He’s considered one of the greatest players ever to wear the West Coast jersey and one of the best midfielders of his era.
But when most of us hear the name Ben Cousins, it’s not his 270 games, his premiership win or his Brownlow Medal that forms front of mind.
It’s words like ‘troubled’, like ‘addiction’ and ‘disgraced’; the kind that have anchored scores of headlines in the eight years since his retirement.
Just last week, the 40-year-old father of two faced court over a slew of drug, stalking and burglary charges, most of which related to breaching a restraining order taken out by his former partner, Maylea Tinecheff.
Armadale Magistrates Court heard allegations that, on one occasion, Cousins climbed into Tinecheff’s car clutching a screwdriver and said: “I can’t wait to use it”.
He later allegedly threatened: “I’m going to kill you. I’m going to take your life and your freedom and the things you love the most”.
Cousins, who currently has no fixed address, also allegedly said he was going to bury her “where she would survive for a couple of days” then he would “bring the kids to play, so she would hear them but would not be able to get to them”.
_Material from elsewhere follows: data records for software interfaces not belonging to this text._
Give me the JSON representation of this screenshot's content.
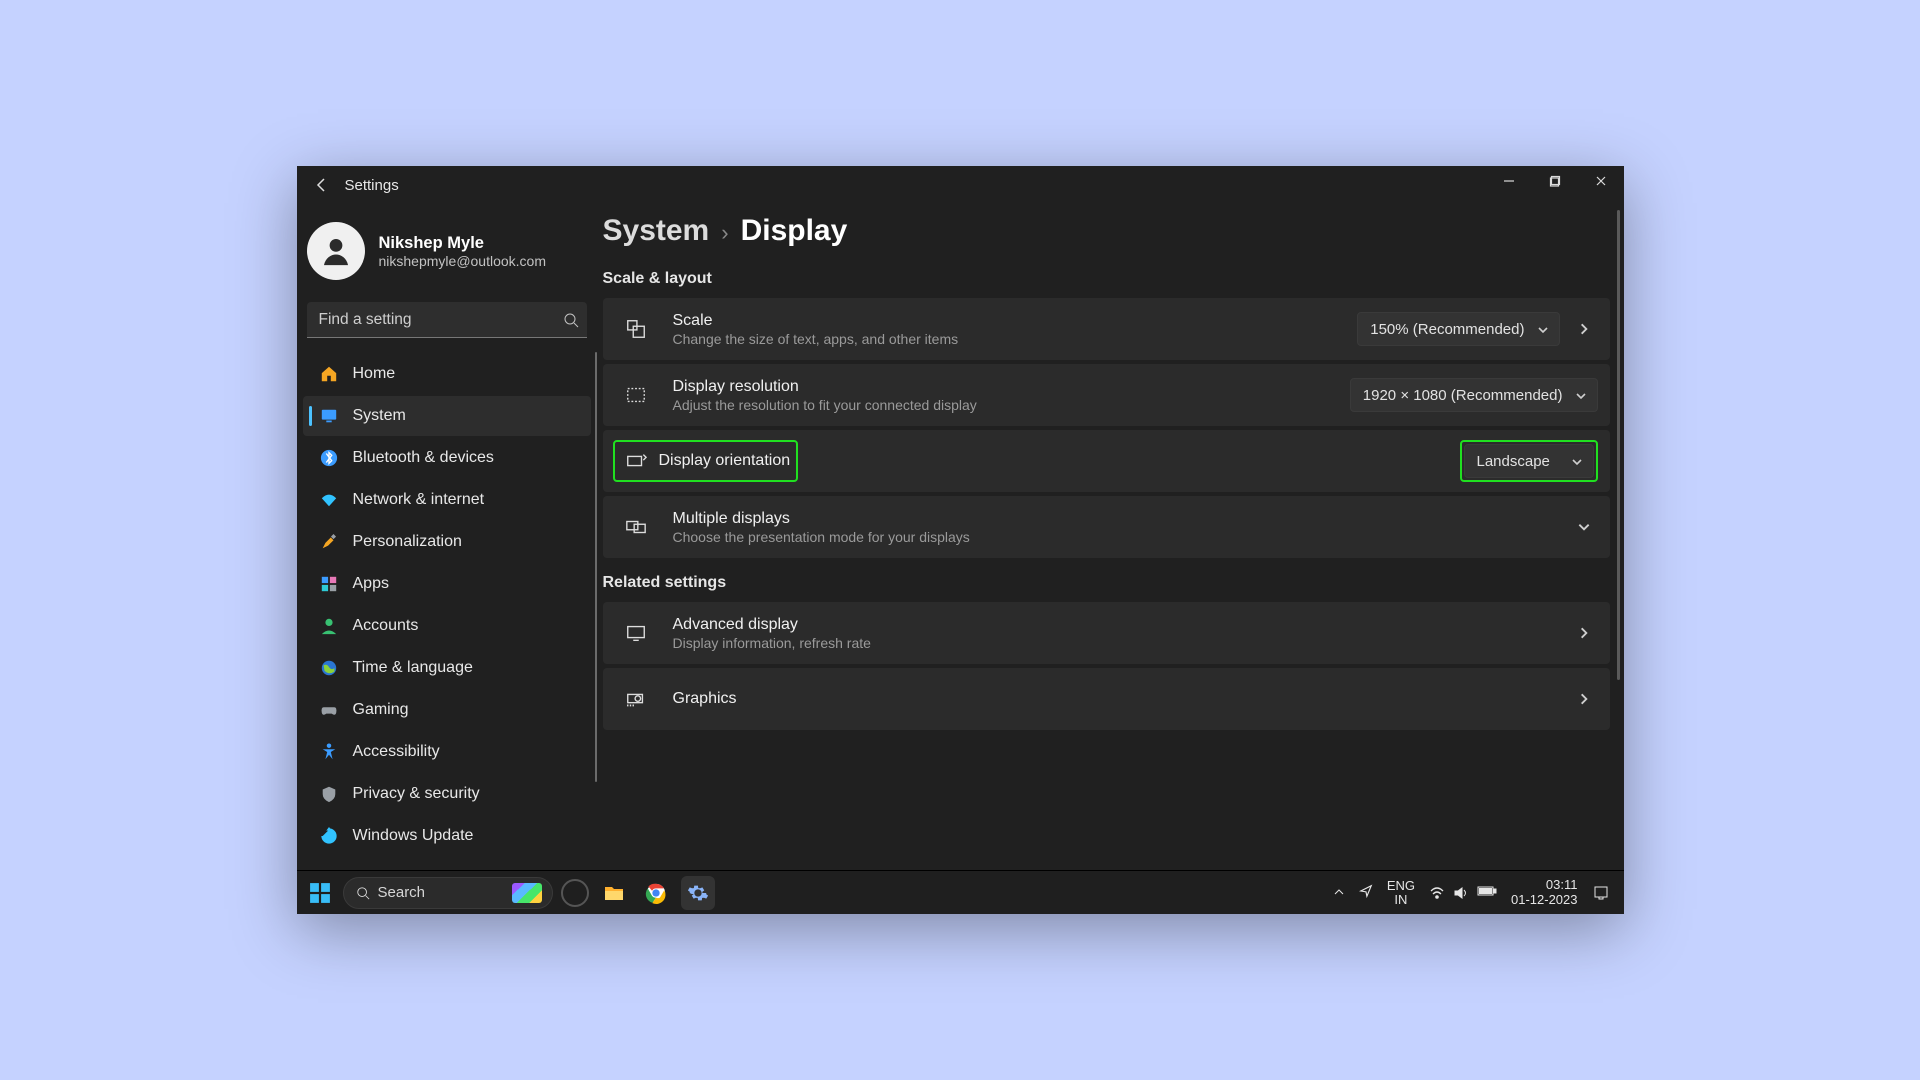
{
  "window": {
    "title": "Settings"
  },
  "user": {
    "name": "Nikshep Myle",
    "email": "nikshepmyle@outlook.com"
  },
  "search": {
    "placeholder": "Find a setting"
  },
  "sidebar": {
    "items": [
      {
        "label": "Home"
      },
      {
        "label": "System"
      },
      {
        "label": "Bluetooth & devices"
      },
      {
        "label": "Network & internet"
      },
      {
        "label": "Personalization"
      },
      {
        "label": "Apps"
      },
      {
        "label": "Accounts"
      },
      {
        "label": "Time & language"
      },
      {
        "label": "Gaming"
      },
      {
        "label": "Accessibility"
      },
      {
        "label": "Privacy & security"
      },
      {
        "label": "Windows Update"
      }
    ],
    "active_index": 1
  },
  "breadcrumb": {
    "parent": "System",
    "current": "Display"
  },
  "sections": {
    "scale_layout": {
      "heading": "Scale & layout",
      "scale": {
        "title": "Scale",
        "desc": "Change the size of text, apps, and other items",
        "value": "150% (Recommended)"
      },
      "resolution": {
        "title": "Display resolution",
        "desc": "Adjust the resolution to fit your connected display",
        "value": "1920 × 1080 (Recommended)"
      },
      "orientation": {
        "title": "Display orientation",
        "value": "Landscape"
      },
      "multiple": {
        "title": "Multiple displays",
        "desc": "Choose the presentation mode for your displays"
      }
    },
    "related": {
      "heading": "Related settings",
      "advanced": {
        "title": "Advanced display",
        "desc": "Display information, refresh rate"
      },
      "graphics": {
        "title": "Graphics"
      }
    }
  },
  "taskbar": {
    "search_label": "Search",
    "lang_top": "ENG",
    "lang_bottom": "IN",
    "time": "03:11",
    "date": "01-12-2023"
  }
}
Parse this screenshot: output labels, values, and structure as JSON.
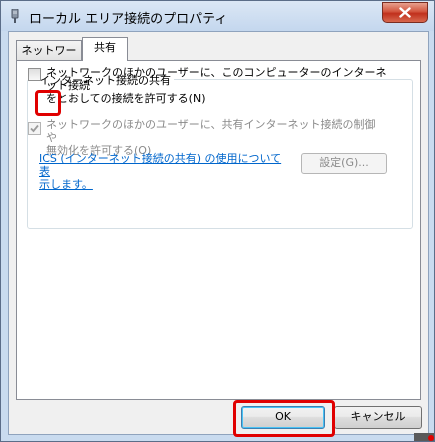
{
  "window": {
    "title": "ローカル エリア接続のプロパティ",
    "close_icon": "close-icon",
    "app_icon": "network-adapter-icon"
  },
  "tabs": [
    {
      "label": "ネットワーク",
      "selected": false
    },
    {
      "label": "共有",
      "selected": true
    }
  ],
  "sharing": {
    "group_title": "インターネット接続の共有",
    "allow_connect": {
      "label": "ネットワークのほかのユーザーに、このコンピューターのインターネット接続\nをとおしての接続を許可する(N)",
      "checked": false,
      "enabled": true
    },
    "allow_control": {
      "label": "ネットワークのほかのユーザーに、共有インターネット接続の制御や\n無効化を許可する(O)",
      "checked": true,
      "enabled": false
    },
    "help_link": "ICS (インターネット接続の共有) の使用について表\n示します。",
    "settings_button": "設定(G)..."
  },
  "buttons": {
    "ok": "OK",
    "cancel": "キャンセル"
  },
  "colors": {
    "highlight": "#e00000",
    "link": "#0066cc",
    "close_button": "#c0301c"
  }
}
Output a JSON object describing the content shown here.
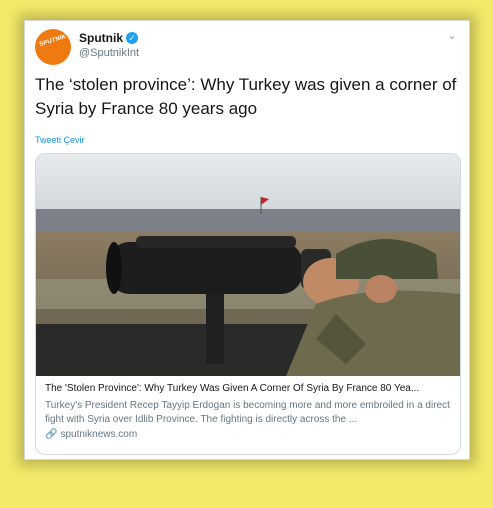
{
  "account": {
    "name": "Sputnik",
    "handle": "@SputnikInt",
    "avatar_text": "SPUTNIK",
    "verified_icon": "verified-badge-icon",
    "brand_color": "#f07a12"
  },
  "tweet": {
    "text": "The ‘stolen province’: Why Turkey was given a corner of Syria by France 80 years ago",
    "translate_label": "Tweeti Çevir"
  },
  "link_card": {
    "title": "The 'Stolen Province': Why Turkey Was Given A Corner Of Syria By France 80 Yea...",
    "description": "Turkey's President Recep Tayyip Erdogan is becoming more and more embroiled in a direct fight with Syria over Idlib Province. The fighting is directly across the ...",
    "domain": "sputniknews.com",
    "image_alt": "Soldier looking through large binoculars at border with flag in distance"
  },
  "colors": {
    "background": "#f3ea6a",
    "link_blue": "#1b95e0",
    "text": "#14171a",
    "muted": "#657786"
  }
}
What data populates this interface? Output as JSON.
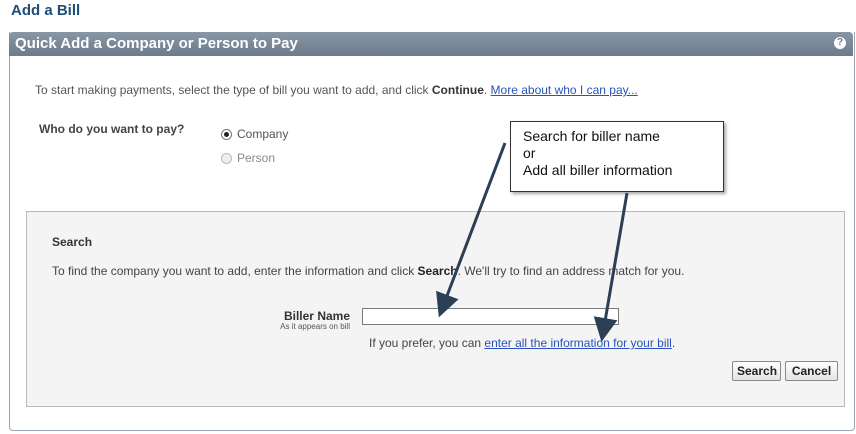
{
  "page": {
    "title": "Add a Bill"
  },
  "panel": {
    "title": "Quick Add a Company or Person to Pay",
    "help_icon": "?"
  },
  "intro": {
    "text": "To start making payments, select the type of bill you want to add, and click ",
    "bold": "Continue",
    "suffix": ". ",
    "link": "More about who I can pay..."
  },
  "who": {
    "label": "Who do you want to pay?",
    "options": [
      {
        "label": "Company",
        "selected": true,
        "enabled": true
      },
      {
        "label": "Person",
        "selected": false,
        "enabled": false
      }
    ]
  },
  "callout": {
    "line1": "Search for biller name",
    "line2": "or",
    "line3": "Add all biller information"
  },
  "search": {
    "heading": "Search",
    "desc_pre": "To find the company you want to add, enter the information and click ",
    "desc_bold": "Search",
    "desc_post": ". We'll try to find an address match for you.",
    "biller_label": "Biller Name",
    "biller_sublabel": "As it appears on bill",
    "biller_value": "",
    "prefer_text": "If you prefer, you can ",
    "prefer_link": "enter all the information for your bill",
    "prefer_end": ".",
    "search_button": "Search",
    "cancel_button": "Cancel"
  },
  "colors": {
    "header": "#6c7b8b",
    "title": "#1f4e79",
    "link": "#2a52be"
  }
}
After he was denied bail on Tuesday, many expressed their compassion toward the clearly unwell man. There were even opinions penned about how he “deserves our sympathy”, rather than our ridicule. But for the rest, he’s crossed a threshold beyond the tragic fallen star trope, because as radio host and author Meshel Laurie noted, he is no longer the biggest victim of his downfall.
“Sorry,” Laurie wrote on Instagram. “But I reckon the lady he’s been stalking and threatening to kill deserves our sympathy first.”